regard such legends as mainly expressive of natural phenomena, he does not pronounce definitely against them as in some way symbolizing past events which impressed the imagination and modified the condition of the race, nor would he prejudge the questions whether they are representatives of one common original or independent developments of common mythic germs, nor even whether they are ultimately Aryan at all, and not rather borrowed from older races. These questions he leaves for future research, urging especially careful observation of the processes at work among savage peoples who are still in the mythopœic stage.
The same problem of the historical value of myth is dealt with by M. Ploix in his paper on the myth of the Odyssey. He submits the plot, the personages, the incidents, and the localities of the poem to a careful examination, and shows without difficulty that one and all of these are of such stuff as popular tales are made of The most ingenious portion of his argument is that in which he deals with the subject of the Odyssey, the search for and conquest of Penelope, as identical with the subject of the ordinary folk-tale in which the hero sets out to obtain the bride, who is only to be won after long wandering and the performance of superhuman tasks. Whether or not M. Ploix's dawn-theory be accepted to explain the myth, his analysis lays bare the same result in the case of the Greek myth as that of Mr. Nutt in the Celtic and Teutonic myths : regarded in any sense as history, the value of the narrative is a minus quantity.

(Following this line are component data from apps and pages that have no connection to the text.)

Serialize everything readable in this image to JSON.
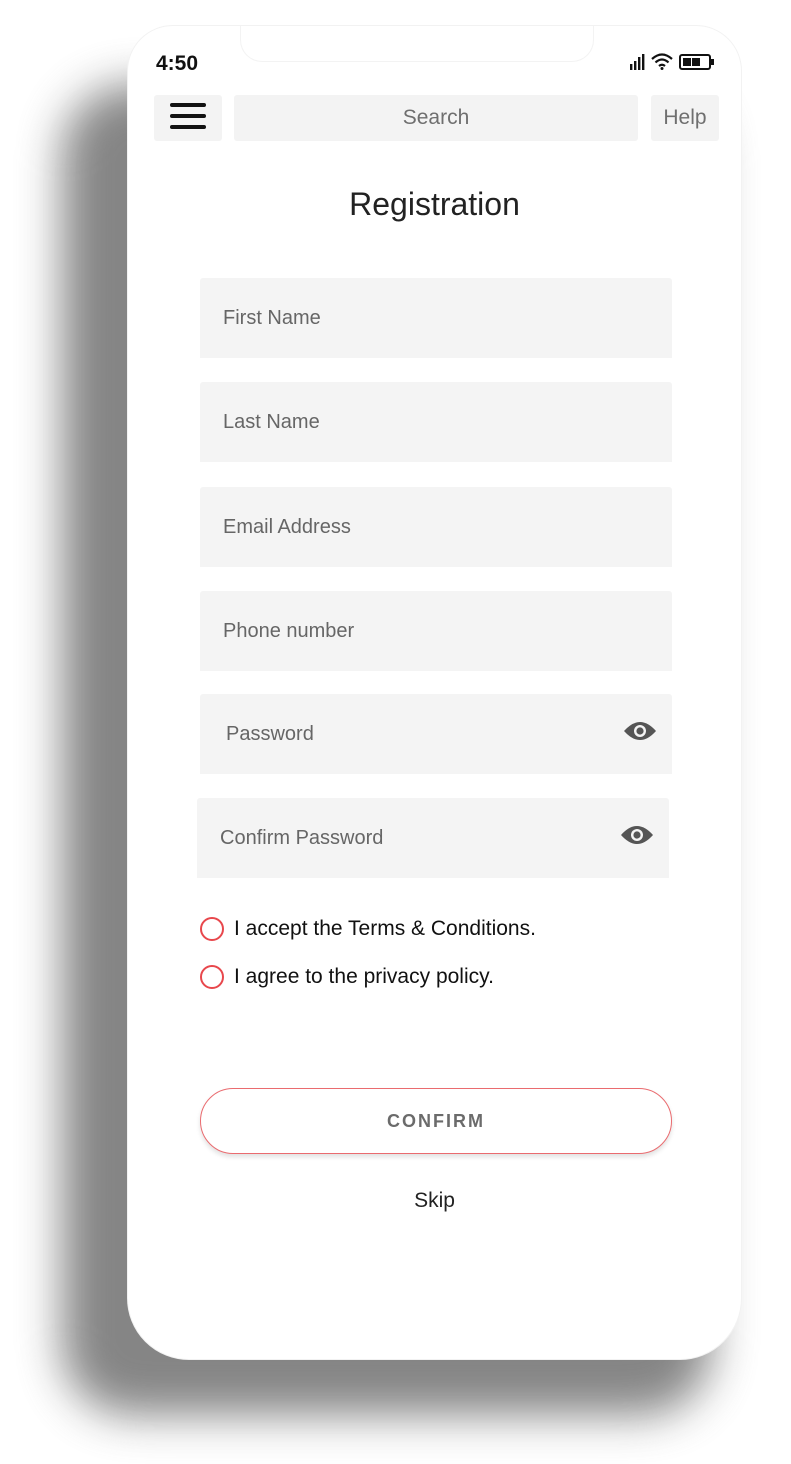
{
  "status_bar": {
    "time": "4:50",
    "icons": [
      "signal-icon",
      "wifi-icon",
      "battery-icon"
    ]
  },
  "toolbar": {
    "menu_icon": "hamburger-menu-icon",
    "search_placeholder": "Search",
    "help_label": "Help"
  },
  "page": {
    "title": "Registration"
  },
  "form": {
    "fields": [
      {
        "name": "first-name",
        "placeholder": "First Name",
        "value": ""
      },
      {
        "name": "last-name",
        "placeholder": "Last Name",
        "value": ""
      },
      {
        "name": "email-address",
        "placeholder": "Email Address",
        "value": ""
      },
      {
        "name": "phone-number",
        "placeholder": "Phone number",
        "value": ""
      },
      {
        "name": "password",
        "placeholder": "Password",
        "value": "",
        "icon": "eye-icon"
      },
      {
        "name": "confirm-password",
        "placeholder": "Confirm Password",
        "value": "",
        "icon": "eye-icon"
      }
    ],
    "checks": [
      {
        "label": "I accept the Terms & Conditions.",
        "checked": false
      },
      {
        "label": "I agree to the privacy policy.",
        "checked": false
      }
    ],
    "confirm_label": "CONFIRM",
    "skip_label": "Skip"
  },
  "colors": {
    "accent": "#e8474c",
    "field_bg": "#f4f4f4",
    "placeholder": "#666666"
  }
}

I have left myself no space to speak of Mr. Hindes Groome's paper and that of Mr. Hugh Nevill. Folk-tales occupy but a small portion of either. Mr. Nevill, however, succeeds in awakening our curiosity concerning the Sahassa-vatthu, which he describes as "one of the oldest historical folk-lore books in the world". As to his own collection, he gives enough taste of its variety to make us wish he would put it into shape for publication. His official